Something doesn’t quite add up and I know Irish fans can smell it.
A couple things that stand out to me if you’re pessimistic about Miami’s chances. One, using recruiting rankings this isn’t a very talented team by any means. Their 4-year Composite average is just over 18th nationally. In other words, their talent is closer to TCU and South Carolina than it is Georgia or LSU.
Secondly, this is a very untested Miami team that really hasn’t proven that much during this season. As a Notre Dame fan I can attest to the fact that this has the look and feel of a program whose brand has arrived before its football team has actually earned it on the field. After all, there’s a reason they’ve only moved up 11 spots in the AP over 2.5 months and why they are home underdogs against the Irish.
In a weird way, if Notre Dame was 8-0 with Miami’s schedule and exact same outcomes I have no doubt that the majority of the country would be extremely skeptical of the Irish. It’s just so many people are starving to have “Da U” back in their lives whether they want to admit it or not.
The problem with this narrative is that it sometimes doesn’t take much for a program to truly flip the switch. As I mentioned above, if the Canes win this weekend in a snap of a finger they could be in the ACC Championship with a playoff berth on the line. And to be fair, Miami is on a 13-game winning streak, has won their last 3 games against ranked opponents, and are a solid 5-3 against their last 8 teams over .500 in the Power 5 conferences.
Mark Richt and his team should be plenty confident and it may not mean much but Notre Dame has lost its last 5 games on the road against Miami, all inside the old Orange Bowl. The last road game in the series was 1989!
This is Notre Dame’s time, though. Miami’s doing their thing this year but they are probably a 10-3 type of team that’s going to be grabbing a ton of magazine covers going into 2018. I think this will be a sweaty, humid, and close game with Josh Adams punching his ticket to the Heisman ceremony in New York City.
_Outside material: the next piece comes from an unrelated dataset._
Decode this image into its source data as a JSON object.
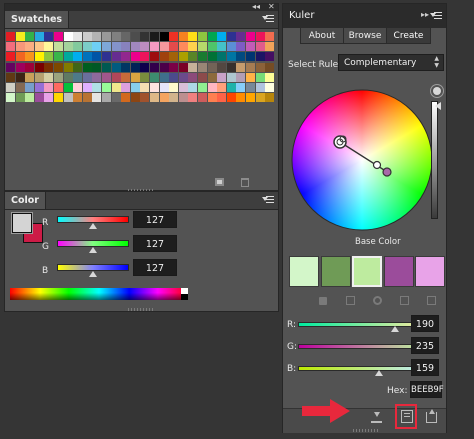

- WINNER: Notre Dame 36 Miami 30 (2OT)
- VS. SPREAD (-3.5): Notre Dame
- OVER/UNDER (57.5): Over
- SPECIAL: ’88 GAME REFERENCES (12.5): Under